The two NGOs, which referred to reports by international organizations, depicted “a grim reality marked by early marriages and sexual violence against women who have no means to defend themselves against such practices or to denounce them.”
According to the American NGO The Pacis Group, very young girls, most of the time under 13, are forced to marry against their will Sahrawi men from the upper class or Polisario leaders.
“In this remote desert area, where people live in total isolation, cases of minors’ marriage are common and victims are often condemned to silence,” lamented the president of the Italian Onlus METE association, Giorgia Butera.
The Italian activist drew the attention of the HRC to what she called “a particularly tragic situation” in Tindouf. “The international community can neither intervene nor be accurately informed about the extent of the problem,” she said.
For her part, the chairwoman of the Italian Protea Association for Human Rights Protection, Sara Baresi, underlined the serious consequences entailed by the absence of any census of the inhabitants of the Tindouf camps. This is a real source of concern to the international community, she said.
In the absence of such a census, “we are not able to know the exact number of births, early marriages and cases of disability, death and violence.”

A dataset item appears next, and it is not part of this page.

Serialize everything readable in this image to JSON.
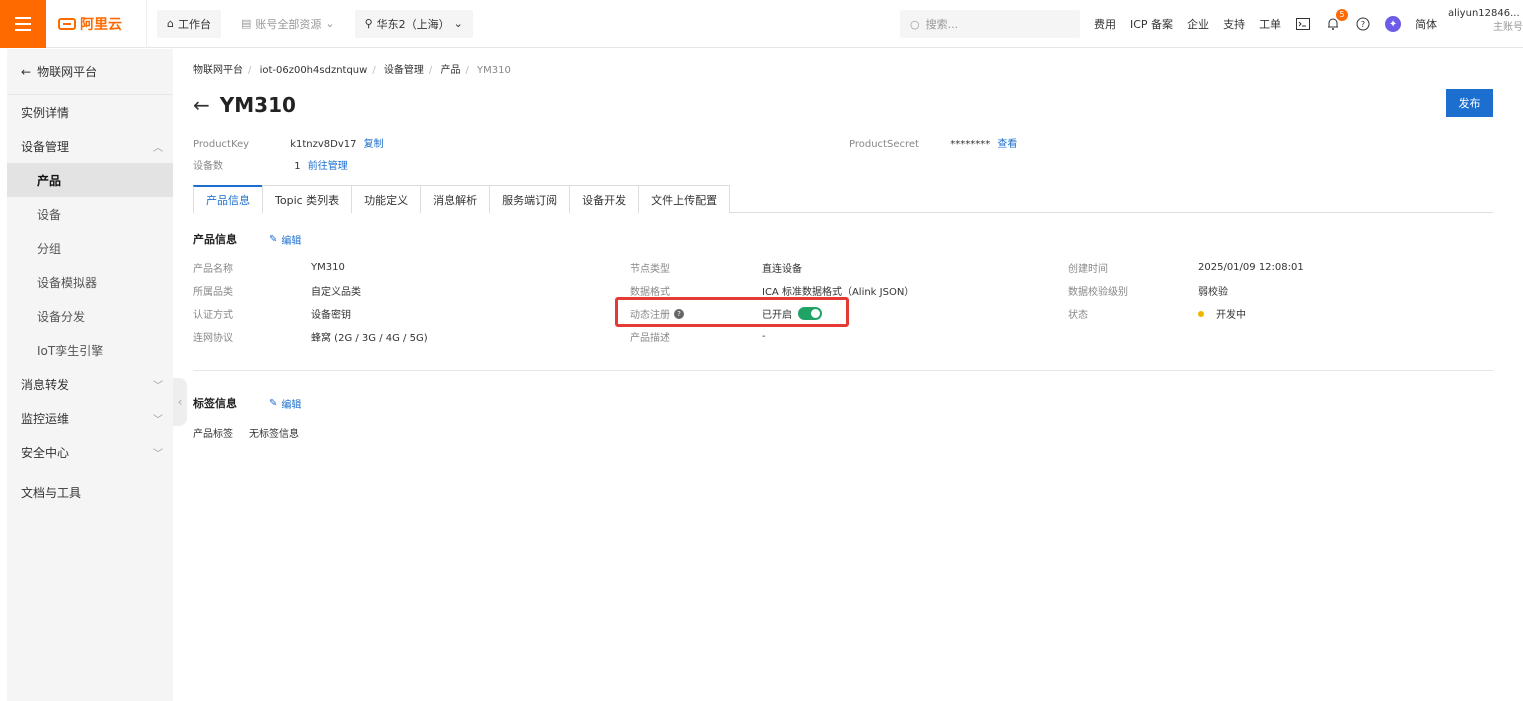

The president of Protea also raised the problem of systematic indoctrination of children and young people in the Tindouf camps. These kids lose their identity because they are separated from their parents at an early age and sent to training camps before being enrolled in the Polisario armed militias, she said.
“We continue to receive reports from Tindouf about the indoctrination system prevailing there. The system leaves no room for freedom of thought and freedom of speech,” said Sara Baresi.
Such practices are of great concern to all human rights advocates and should be of great concern to all those who continue to believe in the lost cause of the Polisario separatists.